Could you return every line of the material that contains the word "Debtor"?

++++++++++++++++++++

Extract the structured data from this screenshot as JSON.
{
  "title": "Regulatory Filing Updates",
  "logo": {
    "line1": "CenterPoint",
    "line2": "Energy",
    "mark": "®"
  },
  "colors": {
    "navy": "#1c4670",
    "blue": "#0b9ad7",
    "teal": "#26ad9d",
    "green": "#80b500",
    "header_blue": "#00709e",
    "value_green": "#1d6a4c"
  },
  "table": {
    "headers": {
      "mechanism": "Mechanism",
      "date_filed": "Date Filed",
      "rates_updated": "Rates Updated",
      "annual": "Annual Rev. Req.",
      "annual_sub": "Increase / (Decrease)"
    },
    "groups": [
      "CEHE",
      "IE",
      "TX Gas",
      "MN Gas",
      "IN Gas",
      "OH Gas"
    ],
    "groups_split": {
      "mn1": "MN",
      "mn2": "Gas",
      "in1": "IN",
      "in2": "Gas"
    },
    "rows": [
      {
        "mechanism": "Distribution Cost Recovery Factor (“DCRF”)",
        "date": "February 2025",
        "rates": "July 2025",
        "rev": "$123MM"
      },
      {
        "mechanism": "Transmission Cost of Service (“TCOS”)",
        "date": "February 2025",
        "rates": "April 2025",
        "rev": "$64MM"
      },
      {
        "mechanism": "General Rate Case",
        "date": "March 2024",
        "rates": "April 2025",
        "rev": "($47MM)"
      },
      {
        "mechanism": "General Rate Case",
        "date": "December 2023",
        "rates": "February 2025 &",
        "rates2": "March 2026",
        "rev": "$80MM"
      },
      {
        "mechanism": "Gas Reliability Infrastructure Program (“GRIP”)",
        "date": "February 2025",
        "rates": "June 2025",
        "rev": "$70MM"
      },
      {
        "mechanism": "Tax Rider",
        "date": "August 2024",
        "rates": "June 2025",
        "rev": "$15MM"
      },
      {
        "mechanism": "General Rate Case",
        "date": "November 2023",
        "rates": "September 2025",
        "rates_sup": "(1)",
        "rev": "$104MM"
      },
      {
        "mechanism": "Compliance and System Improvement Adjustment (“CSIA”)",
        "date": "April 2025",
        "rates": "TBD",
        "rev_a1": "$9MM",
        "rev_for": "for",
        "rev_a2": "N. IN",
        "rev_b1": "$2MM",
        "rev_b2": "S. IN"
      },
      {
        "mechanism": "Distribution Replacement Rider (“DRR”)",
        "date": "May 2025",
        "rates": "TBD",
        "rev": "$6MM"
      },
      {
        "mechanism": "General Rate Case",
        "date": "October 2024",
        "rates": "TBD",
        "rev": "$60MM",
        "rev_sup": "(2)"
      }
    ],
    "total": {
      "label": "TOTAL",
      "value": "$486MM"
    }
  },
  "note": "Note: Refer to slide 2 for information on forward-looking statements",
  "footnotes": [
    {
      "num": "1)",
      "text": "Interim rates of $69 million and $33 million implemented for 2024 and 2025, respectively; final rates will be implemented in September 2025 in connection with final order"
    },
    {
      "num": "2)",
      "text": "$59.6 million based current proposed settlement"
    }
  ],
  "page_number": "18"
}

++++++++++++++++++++

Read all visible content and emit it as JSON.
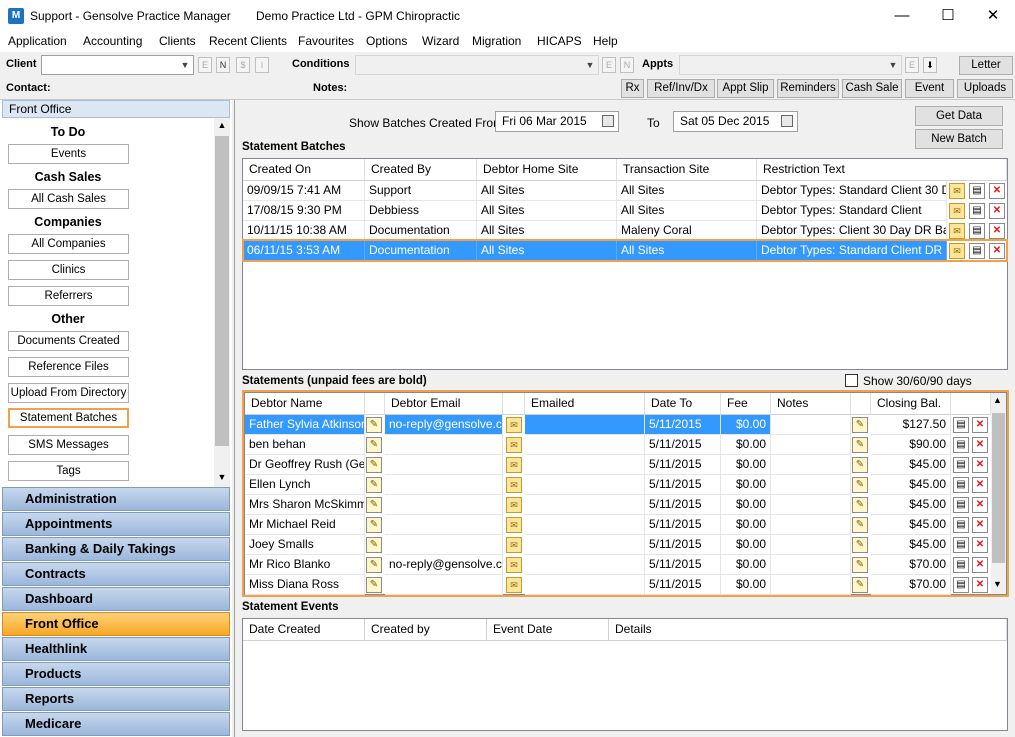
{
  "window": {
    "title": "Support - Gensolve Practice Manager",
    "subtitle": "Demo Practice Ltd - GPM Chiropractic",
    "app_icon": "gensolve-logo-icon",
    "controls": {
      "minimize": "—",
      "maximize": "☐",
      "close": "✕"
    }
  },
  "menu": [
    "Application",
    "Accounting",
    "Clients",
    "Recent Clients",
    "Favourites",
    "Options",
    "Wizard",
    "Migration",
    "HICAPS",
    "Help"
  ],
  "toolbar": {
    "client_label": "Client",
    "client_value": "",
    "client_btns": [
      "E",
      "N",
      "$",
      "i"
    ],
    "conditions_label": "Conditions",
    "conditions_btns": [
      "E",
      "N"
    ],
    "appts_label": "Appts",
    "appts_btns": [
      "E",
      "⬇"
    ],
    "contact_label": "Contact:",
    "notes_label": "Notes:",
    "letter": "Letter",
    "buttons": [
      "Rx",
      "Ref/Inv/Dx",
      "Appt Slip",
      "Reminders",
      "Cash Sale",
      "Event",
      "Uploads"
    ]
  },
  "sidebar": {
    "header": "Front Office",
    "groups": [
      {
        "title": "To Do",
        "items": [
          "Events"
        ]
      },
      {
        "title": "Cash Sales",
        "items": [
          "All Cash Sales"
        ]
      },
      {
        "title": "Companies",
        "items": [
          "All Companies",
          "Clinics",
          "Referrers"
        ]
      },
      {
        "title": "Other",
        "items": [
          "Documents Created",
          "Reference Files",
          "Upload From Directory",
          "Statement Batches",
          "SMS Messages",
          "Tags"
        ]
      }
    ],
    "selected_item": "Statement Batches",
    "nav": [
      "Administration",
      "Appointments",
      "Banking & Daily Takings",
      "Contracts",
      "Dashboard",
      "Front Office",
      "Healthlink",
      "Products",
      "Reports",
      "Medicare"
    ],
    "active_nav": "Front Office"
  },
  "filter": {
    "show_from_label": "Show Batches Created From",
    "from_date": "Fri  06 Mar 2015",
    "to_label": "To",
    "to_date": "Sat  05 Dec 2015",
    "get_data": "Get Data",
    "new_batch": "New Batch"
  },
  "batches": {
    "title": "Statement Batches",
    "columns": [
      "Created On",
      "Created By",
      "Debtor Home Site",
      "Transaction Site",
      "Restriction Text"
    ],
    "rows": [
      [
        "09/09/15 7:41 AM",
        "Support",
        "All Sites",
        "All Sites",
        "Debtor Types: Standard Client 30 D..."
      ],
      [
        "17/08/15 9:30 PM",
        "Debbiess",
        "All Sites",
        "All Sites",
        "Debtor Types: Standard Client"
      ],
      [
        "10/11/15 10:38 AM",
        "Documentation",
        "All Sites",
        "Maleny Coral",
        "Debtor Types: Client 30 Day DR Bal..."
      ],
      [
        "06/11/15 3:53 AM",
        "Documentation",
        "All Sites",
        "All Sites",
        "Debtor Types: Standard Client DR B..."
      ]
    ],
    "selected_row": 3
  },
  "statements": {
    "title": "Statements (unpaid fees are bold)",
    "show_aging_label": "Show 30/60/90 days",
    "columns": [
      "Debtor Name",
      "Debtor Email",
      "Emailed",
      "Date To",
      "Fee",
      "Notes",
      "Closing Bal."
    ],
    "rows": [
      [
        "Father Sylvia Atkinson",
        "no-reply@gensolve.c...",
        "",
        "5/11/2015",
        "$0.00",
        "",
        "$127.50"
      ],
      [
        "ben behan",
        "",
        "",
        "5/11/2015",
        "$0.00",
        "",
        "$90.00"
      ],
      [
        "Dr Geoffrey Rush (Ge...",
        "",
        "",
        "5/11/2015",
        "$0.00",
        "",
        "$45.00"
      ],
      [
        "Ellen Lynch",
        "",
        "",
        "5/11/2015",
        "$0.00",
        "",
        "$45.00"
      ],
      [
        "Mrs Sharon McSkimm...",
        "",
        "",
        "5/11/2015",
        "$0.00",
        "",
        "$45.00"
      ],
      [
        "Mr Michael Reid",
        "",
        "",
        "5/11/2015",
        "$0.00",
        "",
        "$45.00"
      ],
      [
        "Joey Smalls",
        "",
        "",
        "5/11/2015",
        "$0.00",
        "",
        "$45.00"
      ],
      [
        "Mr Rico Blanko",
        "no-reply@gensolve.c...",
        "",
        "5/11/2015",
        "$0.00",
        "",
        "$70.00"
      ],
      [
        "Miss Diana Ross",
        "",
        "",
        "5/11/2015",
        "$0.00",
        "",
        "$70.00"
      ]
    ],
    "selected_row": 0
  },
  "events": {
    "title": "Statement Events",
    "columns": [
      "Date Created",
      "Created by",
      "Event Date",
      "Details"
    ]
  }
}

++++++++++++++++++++

**SOLUTION TO THIS PROBLEM**
      "Debtor Home Site",
        "Debtor Types: Standard Client 30 D..."
        "Debtor Types: Standard Client"
        "Debtor Types: Client 30 Day DR Bal..."
        "Debtor Types: Standard Client DR B..."
      "Debtor Name",
      "Debtor Email",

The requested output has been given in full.